Then, of course, that also prompts the question, do we have good early intervention techniques? There are certainly procedures out there. This could bring to the next topic, which you’ve heard a lot about, everyone in the field has, the importance of future randomized controlled trials. Where large numbers of kids are randomly assigned to one group or another, and very important controls are built in. Like the people assessing the child’s progress are blind to which treatment condition the child was in. So the next step will be those kinds of controls will need to be placed in early intervention programs. That’ll be another important thing that’s going to be done. We hope.

Emerging Research Trends: Statistics

And I think it’s also going to be important — in the old days, we used to take statistics that were kind of limited to analysis of variance kinds of designs, and now regression techniques, structural equation modeling is going to be more important. One value about these techniques is that some of these boundaries between typically developing kids and clinically significant kids, some of these boundaries are really gray areas. They shift around a lot. A lot of these statistical techniques are looking at the whole distribution of children, kids who on one continuum are very clearly impaired, and kids on another continuum are above normal, but you have everything in between, rather than these discrete categories. We’re really learning a whole lot about language processing in kids and we’re learning that the difference between low normal, and mildly impaired is not a qualitative difference, it seems to be a quantitative difference. So we need to have analytic techniques that take those things into account. I think young researchers would be really good to — if their mentors are not already steering them in this direction — to go in the direction of seeking out these kinds of analytic tools during their research preparation.

Emerging Research Trends: Genetics and Neurobiology

At some point in the not-distant future, I sure hope we’re going to have genetic and neurobiological measures, both neuroanatomical and electrophysiological measures, and genetic measures and behavioral measures finally starting to be coordinated.
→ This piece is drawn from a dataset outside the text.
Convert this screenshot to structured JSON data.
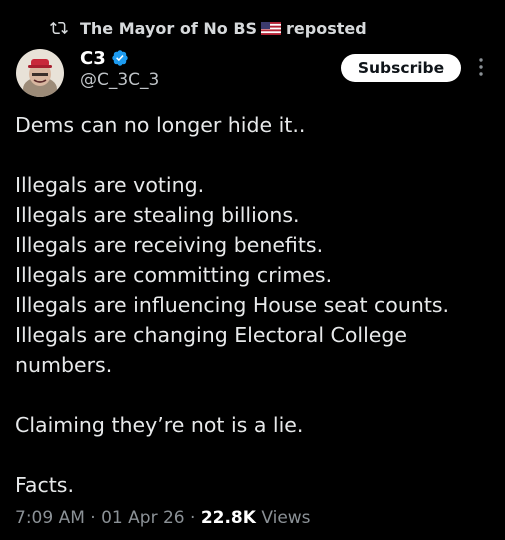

Right now it’s tough.

In the genetics world, we used to think for the longest time, that the reason why we couldn’t really move forward in genetics — the field couldn’t — was because, using specific language impairment as a good example, because the phenotype was a little bit inconsistent. We would describe these kids slightly differently. We would recognize the heterogeneity. Geneticists would say, once you can really pinpoint and say these kids and not these kids — these kids have the condition and these kids don’t — then we can work on genotype. Well, as it turns out the genotype is a bit complicated too, to say the least, because it seems to be a multifactorial disorder. There is no single gene with a variant or mutation that would be sufficient to create the symptoms of specific language impairment, just as there isn’t for some of these other conditions that the field has studied. And we’re talking about subtle combinations of genes. Each contributing a very small amount of variance. And probably interacting with the environment in ways we haven’t fully appreciated yet, that are creating these kinds of disorders.

In each of these areas, neuroanatomically speaking, MRIs and functional MRIs for that matter, as well, we’re finding lots of group differences between kids with SLI and typically developing kids. Not damage — they’re not like lesions or brain disease but rather brain configurations that are a little more atypical than one might expect. The problem is that the particular brain configurations that are different will vary from kid to kid, just the genetic contribution seems to vary from kid to kid. So we have a long way to go. But what I’m really starting to see are big collaborative studies where people are bringing together as I said neuroanatomical, electrophysiological, genetic, behavioral work. People from other disciplines, as well. I really think we’re going to be making good headway.

Laurence B. Leonard
Purdue University

The content of this page is based on selected clips from a video interview conducted at the ASHA Convention.
Copyright © 2015 American Speech-Language-Hearing Association